Under state law, if more than two members of a public body meet to discuss city business, the meeting is a public one. The law also delineates the acceptable reasons for closing such a meeting to the public, and it requires that members certify that the discussion did not veer from one of the established, legal topics when they adjourn back into public session.

None of that happened with the council members following their closed meeting with the EDA. And that’s not illegal, according to city officials and an expert on Virginia’s FOIA. “The Freedom of Information Act is not violated by three member’s presence at another body’s meeting, closed or not,” Suffolk spokeswoman Diana Klink wrote in an email to news editor Tracy Agnew this week. Klink then declined to allow city attorney Helivi Holland to answer questions about the advice she gave to council members before they joined the EDA’s closed meeting.

Megan Rhyne, executive director of the Virginia Coalition for Open Government, agreed with Klink’s assessment, but she also recognized there was a bigger issue in play than the simple question of whether the meeting was legal.

“In a closed meeting, you lose those checks and balances,” Rhyne said in an emailed response to questions. “The public has no way to assess for themselves whether these three are discussing public business, one by one or in a group. While I think a technical reading of the statute could allow the three of them to be in there so long as they’re just listening and not participating, it creates the appearance of impropriety and it cannot be monitored.”

And that’s exactly the point. Sometimes “What’s legal?” is the wrong question. In the case of whether council members should have joined the EDA in its closed meeting, the question should have been “What would be most appropriate, considering the need for more transparency in Suffolk government?”

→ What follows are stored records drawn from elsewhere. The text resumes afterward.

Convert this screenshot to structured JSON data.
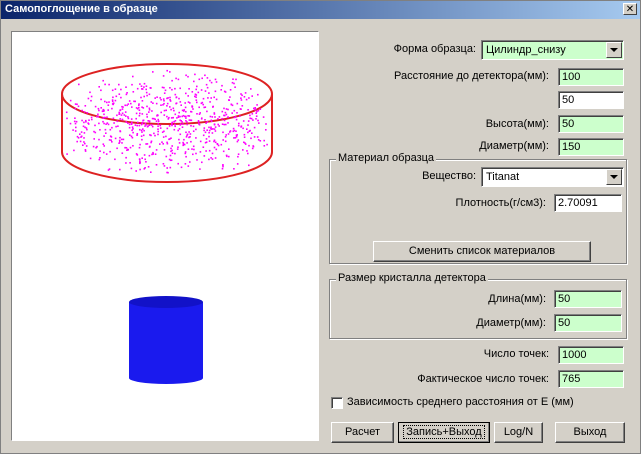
{
  "window": {
    "title": "Самопоглощение в образце",
    "close_glyph": "✕"
  },
  "colors": {
    "sample_cylinder": "#dd2222",
    "points": "#ff00ff",
    "detector": "#1a1aee",
    "input_bg": "#ccffcc"
  },
  "form": {
    "shape_label": "Форма образца:",
    "shape_value": "Цилиндр_снизу",
    "distance_label": "Расстояние до детектора(мм):",
    "distance_value": "100",
    "extra_value": "50",
    "height_label": "Высота(мм):",
    "height_value": "50",
    "diameter_label": "Диаметр(мм):",
    "diameter_value": "150"
  },
  "material": {
    "group_title": "Материал образца",
    "substance_label": "Вещество:",
    "substance_value": "Titanat",
    "density_label": "Плотность(г/см3):",
    "density_value": "2.70091",
    "change_button": "Сменить список материалов"
  },
  "crystal": {
    "group_title": "Размер кристалла детектора",
    "length_label": "Длина(мм):",
    "length_value": "50",
    "diameter_label": "Диаметр(мм):",
    "diameter_value": "50"
  },
  "points": {
    "count_label": "Число точек:",
    "count_value": "1000",
    "actual_label": "Фактическое число точек:",
    "actual_value": "765"
  },
  "dependency_checkbox": {
    "label": "Зависимость среднего расстояния от E (мм)",
    "checked": false
  },
  "buttons": {
    "calc": "Расчет",
    "save_exit": "Запись+Выход",
    "log": "Log/N",
    "exit": "Выход"
  }
}
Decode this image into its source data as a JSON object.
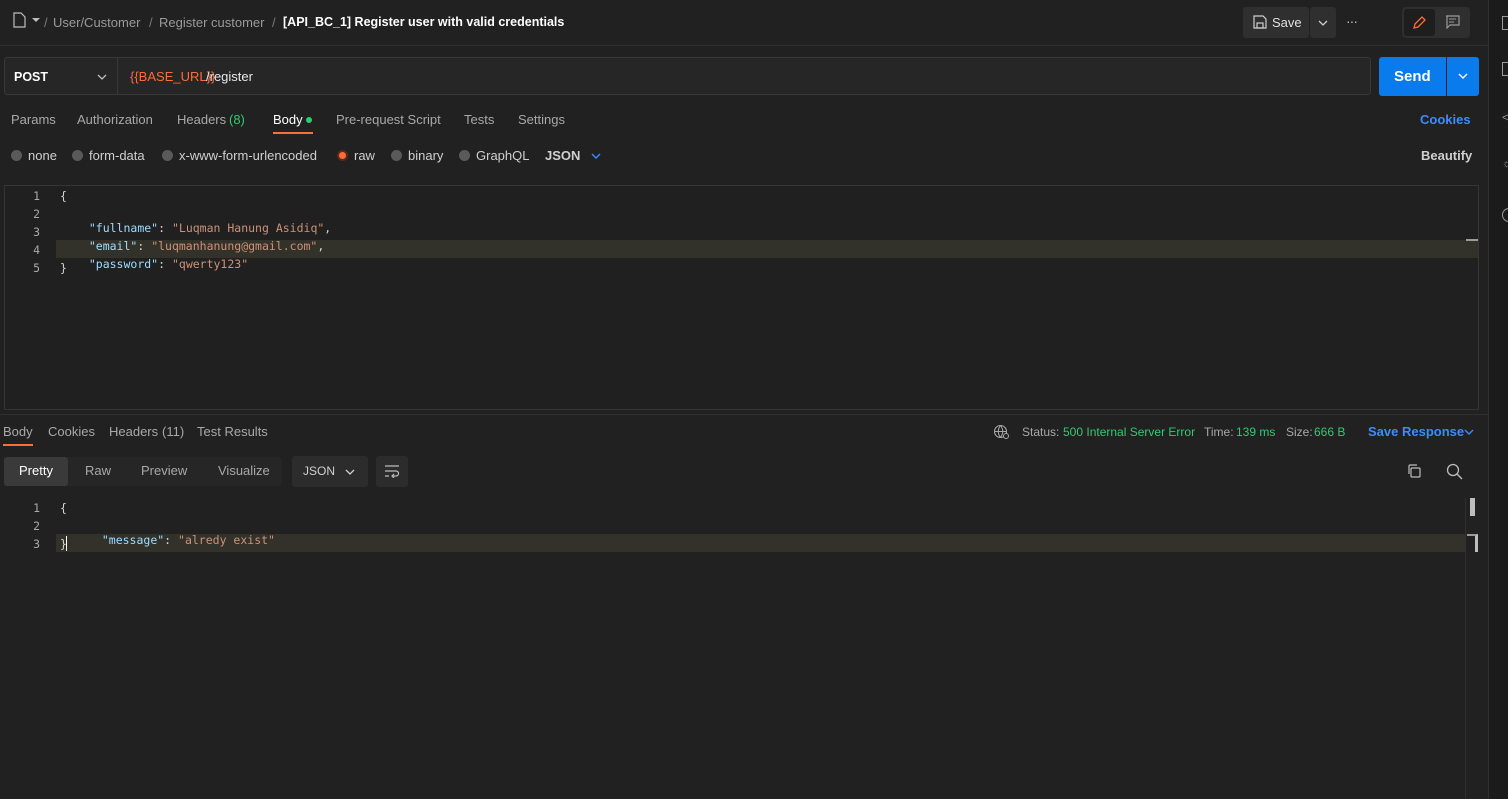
{
  "header": {
    "breadcrumbs": [
      "User/Customer",
      "Register customer",
      "[API_BC_1] Register user with valid credentials"
    ],
    "separator": "/",
    "save_label": "Save",
    "more_label": "···"
  },
  "request": {
    "method": "POST",
    "url_variable": "{{BASE_URL}}",
    "url_path": "/register",
    "send_label": "Send"
  },
  "request_tabs": {
    "params": "Params",
    "authorization": "Authorization",
    "headers": "Headers",
    "headers_count": "(8)",
    "body": "Body",
    "pre_request": "Pre-request Script",
    "tests": "Tests",
    "settings": "Settings",
    "cookies": "Cookies"
  },
  "body_options": {
    "none": "none",
    "form_data": "form-data",
    "urlencoded": "x-www-form-urlencoded",
    "raw": "raw",
    "binary": "binary",
    "graphql": "GraphQL",
    "format": "JSON",
    "beautify": "Beautify"
  },
  "request_body": {
    "line_numbers": [
      "1",
      "2",
      "3",
      "4",
      "5"
    ],
    "open": "{",
    "close": "}",
    "fields": [
      {
        "key": "\"fullname\"",
        "value": "\"Luqman Hanung Asidiq\"",
        "trail": ","
      },
      {
        "key": "\"email\"",
        "value": "\"luqmanhanung@gmail.com\"",
        "trail": ","
      },
      {
        "key": "\"password\"",
        "value": "\"qwerty123\"",
        "trail": ""
      }
    ]
  },
  "response_tabs": {
    "body": "Body",
    "cookies": "Cookies",
    "headers": "Headers",
    "headers_count": "(11)",
    "test_results": "Test Results"
  },
  "response_meta": {
    "status_label": "Status:",
    "status_value": "500 Internal Server Error",
    "time_label": "Time:",
    "time_value": "139 ms",
    "size_label": "Size:",
    "size_value": "666 B",
    "save_response": "Save Response"
  },
  "response_view": {
    "pretty": "Pretty",
    "raw": "Raw",
    "preview": "Preview",
    "visualize": "Visualize",
    "format": "JSON"
  },
  "response_body": {
    "line_numbers": [
      "1",
      "2",
      "3"
    ],
    "open": "{",
    "close": "}",
    "key": "\"message\"",
    "value": "\"alredy exist\""
  },
  "colors": {
    "accent": "#ff6c37",
    "primary": "#097bed",
    "success": "#2ecc71"
  }
}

Had they asked that question, it seems unlikely members of City Council ever would have been a part of that closed meeting.